There are two kinds of alpacas: the Huacaya and the Suri. They are generally the same size and have similar temperaments. The main difference is in fiber and appearance. The cute and fuzzy Huacaya has fiber that closely resembles sheep's wool. However, alpaca fiber does not contain lanolin, has almost no scratchy guard hairs, and is much, much softer. The more stately and elegant Suri has fiber more in keeping with silk or angora, yet retains the wonderful softness that alpacas are known for. An easy way to remember the two fleece types is to think of "Woolly Huacaya" and "Silky Suri".

Alpacas have several natural sounds, but the most common is their distinctive "hum". It is common in the pasture to hear dams and crias peacefully humming to one another as they graze. The alpaca herd "bands" together, often moving in concert from one end of the pasture to the other, either in play or in alarm. Being animals of flight, they have a loud and effective alarm call when they perceive a threat. The alarm call has the effect of startling predators, sending the herd into flight for safety, and calling a livestock guardian dog if one is present. Walking through the herd, you might also hear a variety of gurgles, grunts, and clucks. The breeding male makes a unique sound known as orgling.

Herd care and management is simple and enjoyable. Alpacas require simple shelters and fencing in most weather conditions. They seem to prefer to be in pasture with access to shelter from sun, rain, and wind rather than living in a closed barn during most seasons of the year. Toenail trimming, teeth shaping, supplements and vitamins are all part of the regularly-scheduled maintainence. Shearing is done once a year. In very hot weather some alpacas even enjoy the opportunity to have their legs and belly cooled off with water from a hose or sprinklers. One of the more amusing sights is to see several alpacas vying for position in front of the spray from a hose.

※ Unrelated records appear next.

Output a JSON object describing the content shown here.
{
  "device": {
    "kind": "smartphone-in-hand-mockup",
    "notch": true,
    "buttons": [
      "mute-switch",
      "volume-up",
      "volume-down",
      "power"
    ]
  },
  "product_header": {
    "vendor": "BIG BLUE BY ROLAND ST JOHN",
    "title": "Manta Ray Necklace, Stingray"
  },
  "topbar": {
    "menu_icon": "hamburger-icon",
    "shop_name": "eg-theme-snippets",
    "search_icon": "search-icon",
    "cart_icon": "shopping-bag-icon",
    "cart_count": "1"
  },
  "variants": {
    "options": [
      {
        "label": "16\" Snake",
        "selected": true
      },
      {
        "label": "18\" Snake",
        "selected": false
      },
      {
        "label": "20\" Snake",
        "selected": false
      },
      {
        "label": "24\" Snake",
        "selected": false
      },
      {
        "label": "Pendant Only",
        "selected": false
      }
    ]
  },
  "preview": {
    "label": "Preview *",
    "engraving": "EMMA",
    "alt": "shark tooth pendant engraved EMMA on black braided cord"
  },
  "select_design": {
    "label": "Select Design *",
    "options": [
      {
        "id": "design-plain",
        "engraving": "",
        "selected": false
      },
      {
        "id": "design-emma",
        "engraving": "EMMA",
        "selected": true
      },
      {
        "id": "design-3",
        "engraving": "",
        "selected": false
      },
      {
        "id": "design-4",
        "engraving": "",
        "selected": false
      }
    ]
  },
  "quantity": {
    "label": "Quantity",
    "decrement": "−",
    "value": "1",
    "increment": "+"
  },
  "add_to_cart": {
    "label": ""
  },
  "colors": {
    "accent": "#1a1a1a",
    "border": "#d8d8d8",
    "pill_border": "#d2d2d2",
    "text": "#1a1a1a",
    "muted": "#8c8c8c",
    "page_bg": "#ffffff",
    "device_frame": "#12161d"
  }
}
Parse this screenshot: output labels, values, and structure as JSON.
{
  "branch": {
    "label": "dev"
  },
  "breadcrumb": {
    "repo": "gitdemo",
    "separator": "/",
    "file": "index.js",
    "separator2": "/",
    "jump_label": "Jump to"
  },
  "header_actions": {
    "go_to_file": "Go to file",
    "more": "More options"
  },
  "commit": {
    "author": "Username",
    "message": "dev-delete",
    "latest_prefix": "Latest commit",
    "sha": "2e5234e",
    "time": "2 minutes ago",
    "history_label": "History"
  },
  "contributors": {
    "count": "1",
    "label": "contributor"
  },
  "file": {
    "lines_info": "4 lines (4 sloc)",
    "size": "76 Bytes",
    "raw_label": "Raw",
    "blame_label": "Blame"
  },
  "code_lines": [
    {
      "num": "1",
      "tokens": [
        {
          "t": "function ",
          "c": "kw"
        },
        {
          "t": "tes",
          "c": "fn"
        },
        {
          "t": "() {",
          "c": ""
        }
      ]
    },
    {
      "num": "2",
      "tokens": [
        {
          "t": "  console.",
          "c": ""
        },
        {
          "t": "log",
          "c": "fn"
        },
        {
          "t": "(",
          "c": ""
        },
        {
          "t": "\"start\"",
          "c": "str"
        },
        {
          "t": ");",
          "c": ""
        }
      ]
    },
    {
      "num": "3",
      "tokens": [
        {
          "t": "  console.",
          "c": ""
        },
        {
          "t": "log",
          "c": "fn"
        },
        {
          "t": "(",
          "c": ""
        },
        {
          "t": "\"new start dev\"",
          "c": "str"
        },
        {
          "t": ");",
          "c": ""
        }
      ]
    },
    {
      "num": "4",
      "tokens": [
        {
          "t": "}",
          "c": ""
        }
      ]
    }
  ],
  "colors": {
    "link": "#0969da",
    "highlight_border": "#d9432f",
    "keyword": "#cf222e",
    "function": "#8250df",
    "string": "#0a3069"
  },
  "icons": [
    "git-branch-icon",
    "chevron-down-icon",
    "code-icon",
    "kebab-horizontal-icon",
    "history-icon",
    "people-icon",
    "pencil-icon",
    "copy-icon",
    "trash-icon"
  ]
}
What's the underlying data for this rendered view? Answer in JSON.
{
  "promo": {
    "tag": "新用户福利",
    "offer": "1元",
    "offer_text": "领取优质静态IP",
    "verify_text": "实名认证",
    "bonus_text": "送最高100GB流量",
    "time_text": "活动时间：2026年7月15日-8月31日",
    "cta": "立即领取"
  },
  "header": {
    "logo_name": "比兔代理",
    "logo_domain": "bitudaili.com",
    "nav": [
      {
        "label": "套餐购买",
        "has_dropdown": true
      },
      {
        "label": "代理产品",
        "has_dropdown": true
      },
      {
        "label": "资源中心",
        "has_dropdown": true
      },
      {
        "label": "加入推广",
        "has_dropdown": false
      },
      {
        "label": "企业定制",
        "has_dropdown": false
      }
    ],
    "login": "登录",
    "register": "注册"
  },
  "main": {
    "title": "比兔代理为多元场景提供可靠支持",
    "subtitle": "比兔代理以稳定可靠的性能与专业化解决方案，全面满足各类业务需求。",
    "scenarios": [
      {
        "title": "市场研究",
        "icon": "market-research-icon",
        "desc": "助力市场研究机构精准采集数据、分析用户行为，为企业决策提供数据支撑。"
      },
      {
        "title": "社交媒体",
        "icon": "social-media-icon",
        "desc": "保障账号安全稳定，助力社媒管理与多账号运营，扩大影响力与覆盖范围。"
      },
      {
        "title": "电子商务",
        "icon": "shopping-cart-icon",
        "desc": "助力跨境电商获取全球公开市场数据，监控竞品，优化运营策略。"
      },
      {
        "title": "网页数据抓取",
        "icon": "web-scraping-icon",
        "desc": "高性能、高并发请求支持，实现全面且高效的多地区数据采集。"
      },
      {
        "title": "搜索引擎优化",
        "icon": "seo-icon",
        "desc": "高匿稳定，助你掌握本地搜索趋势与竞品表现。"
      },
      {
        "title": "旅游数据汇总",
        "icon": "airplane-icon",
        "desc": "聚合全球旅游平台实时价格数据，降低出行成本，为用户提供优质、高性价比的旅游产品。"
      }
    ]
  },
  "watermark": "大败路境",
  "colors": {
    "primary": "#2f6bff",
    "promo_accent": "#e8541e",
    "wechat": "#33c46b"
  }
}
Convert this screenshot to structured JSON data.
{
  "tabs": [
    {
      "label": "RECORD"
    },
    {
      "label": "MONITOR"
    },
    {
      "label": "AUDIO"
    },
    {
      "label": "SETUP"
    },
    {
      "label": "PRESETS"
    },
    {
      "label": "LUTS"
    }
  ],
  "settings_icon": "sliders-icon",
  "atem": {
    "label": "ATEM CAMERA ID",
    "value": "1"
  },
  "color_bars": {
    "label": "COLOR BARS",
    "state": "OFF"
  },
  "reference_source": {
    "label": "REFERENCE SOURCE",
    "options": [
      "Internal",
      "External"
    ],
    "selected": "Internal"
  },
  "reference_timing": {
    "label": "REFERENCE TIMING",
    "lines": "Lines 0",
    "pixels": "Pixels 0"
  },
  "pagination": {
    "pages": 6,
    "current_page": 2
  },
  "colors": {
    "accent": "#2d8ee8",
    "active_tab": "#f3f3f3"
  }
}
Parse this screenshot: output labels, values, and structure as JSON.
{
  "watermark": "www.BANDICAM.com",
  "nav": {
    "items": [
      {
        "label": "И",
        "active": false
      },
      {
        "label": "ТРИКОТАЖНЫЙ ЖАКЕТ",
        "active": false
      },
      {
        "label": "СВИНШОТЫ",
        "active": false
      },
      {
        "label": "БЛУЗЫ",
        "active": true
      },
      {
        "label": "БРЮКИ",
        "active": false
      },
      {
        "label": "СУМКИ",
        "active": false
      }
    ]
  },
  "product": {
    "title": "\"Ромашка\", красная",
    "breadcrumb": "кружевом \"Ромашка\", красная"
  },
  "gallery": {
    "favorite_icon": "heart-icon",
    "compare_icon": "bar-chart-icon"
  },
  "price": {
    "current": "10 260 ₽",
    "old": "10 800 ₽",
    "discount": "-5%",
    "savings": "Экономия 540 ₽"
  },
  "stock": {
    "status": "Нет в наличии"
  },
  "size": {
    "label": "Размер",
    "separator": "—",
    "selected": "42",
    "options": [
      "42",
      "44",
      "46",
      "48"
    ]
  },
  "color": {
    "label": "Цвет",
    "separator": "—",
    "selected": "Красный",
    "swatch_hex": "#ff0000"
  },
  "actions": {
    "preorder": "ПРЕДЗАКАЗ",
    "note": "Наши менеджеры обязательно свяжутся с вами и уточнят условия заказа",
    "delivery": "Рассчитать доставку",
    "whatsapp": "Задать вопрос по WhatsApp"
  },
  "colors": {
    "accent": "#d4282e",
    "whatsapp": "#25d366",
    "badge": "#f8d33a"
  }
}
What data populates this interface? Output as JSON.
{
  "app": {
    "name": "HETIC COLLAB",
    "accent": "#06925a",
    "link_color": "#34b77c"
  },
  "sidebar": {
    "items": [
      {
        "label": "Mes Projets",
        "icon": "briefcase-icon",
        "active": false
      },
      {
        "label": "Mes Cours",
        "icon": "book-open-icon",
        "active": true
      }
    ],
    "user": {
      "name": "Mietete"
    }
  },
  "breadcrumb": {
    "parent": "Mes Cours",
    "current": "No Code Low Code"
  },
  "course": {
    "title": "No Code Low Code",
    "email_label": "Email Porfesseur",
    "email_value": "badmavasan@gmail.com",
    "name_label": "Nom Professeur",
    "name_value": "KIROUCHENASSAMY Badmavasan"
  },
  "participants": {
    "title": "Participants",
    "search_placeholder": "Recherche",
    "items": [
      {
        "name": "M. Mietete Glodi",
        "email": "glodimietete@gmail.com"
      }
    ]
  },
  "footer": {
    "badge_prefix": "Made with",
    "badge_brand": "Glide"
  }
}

Fabulous Alpaca Fiber

When all is said and done, it is the alpaca's fiber that makes this animal such a popular and sound investment. Softer, lighter, warmer and more resilient than sheep's wool, this luxurious fiber is highly sought-after around the world for fine knitted and woven clothing and blankets. Baby blankets made from alpaca often become family heirlooms, passed on from one generation to the next. The low micron count of each fiber ranges from 17 to 36. Combined with the low number of scratchy guard hairs, the fineness of the fiber creates finished products that can easily be worn next to the skin by most people without the itchy feeling of wool.

The average adult alpaca produces 5-10 pounds of fiber with each shearing. It comes in 22 natural colors, ranging from white to black, with every imaginable rich shade of brown and silver in between. The lustrous texture of alpaca fiber makes it popular with hand spinners, knitters and weavers. The commercial industry is expanding every year as the American alpaca population grows. Soon there will be enough fiber produced in the United States to support larger commercial mills, and the alpaca fiber industry will begin to soar.